Animal Nutrition Views
Ioannis Mavromichalis, Ph.D., gives his views on poultry, pig and dairy nutrition based on his experience as a nutrition consultant with clients around the world.
A new project undertaken to update my animal nutrition consulting services
I have decided that 2019 will be the year I will be reviewing my vitamin and trace mineral profiles I use in my animal nutrition consulting service. This involves all species I am working with (pigs, poultry and dairy), and will probably expand to others that I have a passing interest in and occasionally work with (rabbits, ducks, beef, sheep and goats). No, I am not going to do anything about fish, shrimp and such other aquatics, and honestly, I have similarly no idea about pets. But, as to be expected, I will start with what I know best: piglets.
It is surprising that recommendations have remained constant over the years.
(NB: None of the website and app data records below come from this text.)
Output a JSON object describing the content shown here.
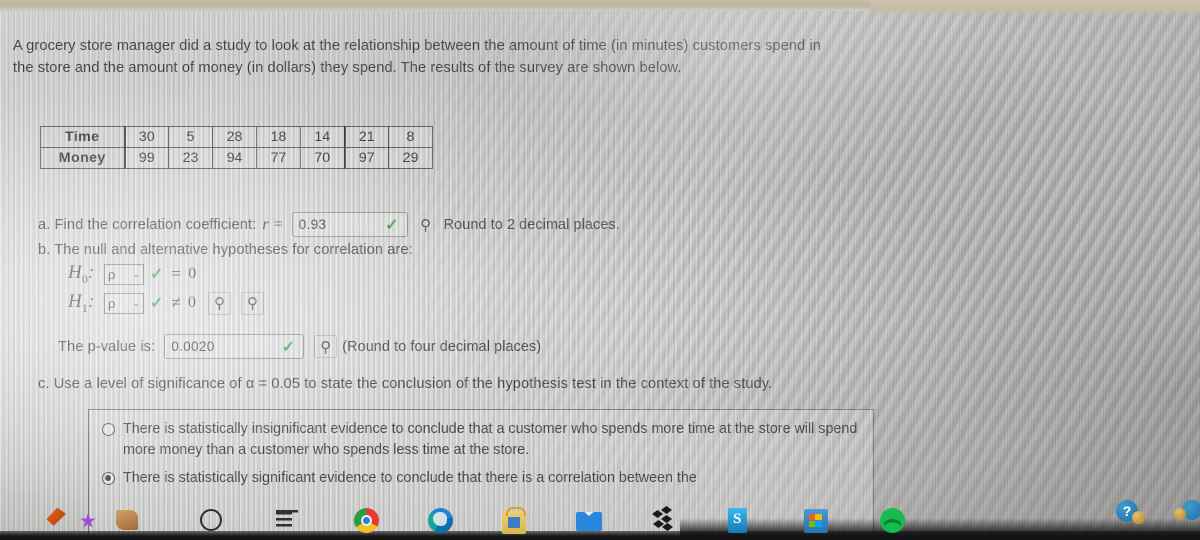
{
  "prompt": {
    "text": "A grocery store manager did a study to look at the relationship between the amount of time (in minutes) customers spend in the store and the amount of money (in dollars) they spend. The results of the survey are shown below."
  },
  "table": {
    "row_labels": [
      "Time",
      "Money"
    ],
    "time": [
      "30",
      "5",
      "28",
      "18",
      "14",
      "21",
      "8"
    ],
    "money": [
      "99",
      "23",
      "94",
      "77",
      "70",
      "97",
      "29"
    ]
  },
  "part_a": {
    "label": "a. Find the correlation coefficient:",
    "symbol": "r =",
    "value": "0.93",
    "check": "✓",
    "key_icon": "⚲",
    "note": "Round to 2 decimal places."
  },
  "part_b": {
    "label": "b. The null and alternative hypotheses for correlation are:",
    "h0_label": "H",
    "h0_sub": "0",
    "h0_select": "ρ",
    "h0_relation": "=",
    "h0_value": "0",
    "h1_label": "H",
    "h1_sub": "1",
    "h1_select": "ρ",
    "h1_relation": "≠",
    "h1_value": "0",
    "caret": "⌄",
    "check": "✓",
    "key_icon": "⚲"
  },
  "pvalue": {
    "label": "The p-value is:",
    "value": "0.0020",
    "check": "✓",
    "key_icon": "⚲",
    "note": "(Round to four decimal places)"
  },
  "part_c": {
    "text": "c. Use a level of significance of α = 0.05 to state the conclusion of the hypothesis test in the context of the study.",
    "alpha": "0.05",
    "choices": [
      {
        "selected": false,
        "text": "There is statistically insignificant evidence to conclude that a customer who spends more time at the store will spend more money than a customer who spends less time at the store."
      },
      {
        "selected": true,
        "text": "There is statistically significant evidence to conclude that there is a correlation between the"
      }
    ]
  },
  "taskbar": {
    "icons": [
      "paint-icon",
      "star-icon",
      "pen-icon",
      "circle-icon",
      "lines-icon",
      "chrome-icon",
      "edge-icon",
      "store-bag-icon",
      "mail-icon",
      "dropbox-icon",
      "skype-icon",
      "microsoft-store-icon",
      "spotify-icon"
    ]
  },
  "overlay": {
    "help_badge": "?"
  },
  "colors": {
    "check_green": "#2f9c3a",
    "text": "#303133",
    "screen_bg": "#c9c9c7",
    "accent_blue": "#2e86d6"
  }
}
I was just looking at an article I published in 1995 in the now defunct magazine Pig International, and I noticed I still use the same (or similar) recommendations. I think times, genetics, feeds and legislation require a brave review. And, as you might expect, I am not going to increase or decrease levels just for the sake of being modern. Instead, I will follow my late professor’s (Dr. D. H. Baker) advice to review the published literature first, and then I will apply my commercial experience (and the limits set by law) to evaluate each mineral and vitamin.
I will probably publish my specifications, or part thereof, in an article or in one of my forthcoming books, but that is not the point. If you too find yourself using specifications that are at least 10 years old, I would encourage you to review them, if only to make sure you are still using the correct levels — whatever these might be for your case.
This is what happens when you take time off during holidays: large scale projects that will probably take more time to materialize than you ever anticipated.